In the first 20 years following the fall of the Soviet Union, Russia experienced a large surfeit of deaths vs. births and experienced large population decline. That has rebounded since 2012 to the point that deaths and births nearly balance but Eberstadt said that may be a short-lived trend because of an aging population and declining number of women age 20-34 in the near-term. "Women in 2026 would have to be having almost twice the number of births that year as back in 1990 for there to be kind of equal numbers of births and deaths," he said.
The declining population pressure is similar in many European countries but Eberstadt continued with other issues facing Russia including a looming health catastrophe as indicated by the life expectancy of a young man in Russia being two to three years less than a similar aged man in Haiti. A second problem facing Russia is lack of knowledge production. "Russia has about two percent of the world's population, about four percent of the world's college and university education population, and it produces about three tenths of one percent of global international patent applications," he said.
"When you put all these factors together, you see on the horizon the possibility that the national foundations of Russian global economic influence may be headed down rather fast," said Eberstadt.
Wilcox followed Eberstadt and continued the Russia theme. He discussed the culture of Russia in three factors: geography, history, and identity. The geography is huge. "You name any country or concern in the region, the Russians are bumping into them," said Wilcox. That generates an ever increasing number of security concerns for Russia and its neighbors.
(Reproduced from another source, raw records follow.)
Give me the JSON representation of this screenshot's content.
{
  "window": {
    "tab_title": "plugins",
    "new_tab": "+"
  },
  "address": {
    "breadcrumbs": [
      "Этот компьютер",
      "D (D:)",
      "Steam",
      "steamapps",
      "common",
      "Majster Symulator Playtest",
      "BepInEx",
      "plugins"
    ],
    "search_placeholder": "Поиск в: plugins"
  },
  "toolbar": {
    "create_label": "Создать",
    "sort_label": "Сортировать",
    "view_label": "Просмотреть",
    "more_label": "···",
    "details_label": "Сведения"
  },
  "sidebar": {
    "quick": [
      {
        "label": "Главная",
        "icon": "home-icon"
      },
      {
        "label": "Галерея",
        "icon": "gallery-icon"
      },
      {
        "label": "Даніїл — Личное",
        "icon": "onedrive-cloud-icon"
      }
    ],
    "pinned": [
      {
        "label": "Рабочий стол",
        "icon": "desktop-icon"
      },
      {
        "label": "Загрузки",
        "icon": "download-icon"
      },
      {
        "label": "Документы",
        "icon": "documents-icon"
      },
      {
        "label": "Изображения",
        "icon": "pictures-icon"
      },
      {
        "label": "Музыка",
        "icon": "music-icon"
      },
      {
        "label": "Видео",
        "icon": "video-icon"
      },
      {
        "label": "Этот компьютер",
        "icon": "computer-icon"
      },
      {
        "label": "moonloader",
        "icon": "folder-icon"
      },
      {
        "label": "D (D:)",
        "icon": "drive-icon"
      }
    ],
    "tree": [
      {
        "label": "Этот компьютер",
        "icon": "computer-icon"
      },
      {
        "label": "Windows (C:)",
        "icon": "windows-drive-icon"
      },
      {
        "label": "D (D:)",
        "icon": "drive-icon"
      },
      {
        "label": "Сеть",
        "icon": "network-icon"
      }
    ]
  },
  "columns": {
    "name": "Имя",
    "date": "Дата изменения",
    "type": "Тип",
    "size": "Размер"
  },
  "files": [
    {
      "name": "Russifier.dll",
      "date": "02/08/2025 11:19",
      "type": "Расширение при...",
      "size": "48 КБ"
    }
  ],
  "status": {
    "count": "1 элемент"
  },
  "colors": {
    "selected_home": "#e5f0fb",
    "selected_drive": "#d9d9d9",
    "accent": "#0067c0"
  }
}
Wilcox said what Putin did to govern this huge piece of geography was take massive amounts of small governmental structures and manage them from the top. Despite its vastness, Russia is top-down managed government. Wilcox quoted Putin "for Russians a strong state is not an anomaly to fight against."
The current Russian regime has weaponized history as a means of pursuing policy said Wilcox. He noted that after the Crimean war in the 1850's Russia concentrated, lying low and reconstituting for a period before it reasserted itself again. Putin copied this behavior. The cycle of defeat, concentration and reassertion is well documented in Russian history. Other significant historic periods include the Bolshevik Revolution, the Great Patriotic War (following the German invasion in 1941), and the period under Boris Yeltsin after the fall of the Soviet Union. "In Russia, Yeltsin becomes a poster boy for what we don't want to be," said Wilcox.
The last factor he discussed was identity beginning with Russian-ness or 'Russkiy-Mir.' Russia reserves the right to act in support of Russians wherever they are. This was a factor in Georgia, Ukraine and elsewhere. The second factor is where is Russia? East? West? Wilcox says Russia increasingly sees itself as uniquely Eurasian making Russia special, unique, and better than anyone else. The final identity factor is the sense of being a great power. Russians believe they are, have been, and always will be a great power, said Wilcox.
A spirited question and answer session followed the panel presentation. The full video of the session can be found at the CRELMO web page, https://usacac.army.mil/organizations/cace/lrec, under the Program Documents, Articles and Links of Interest heading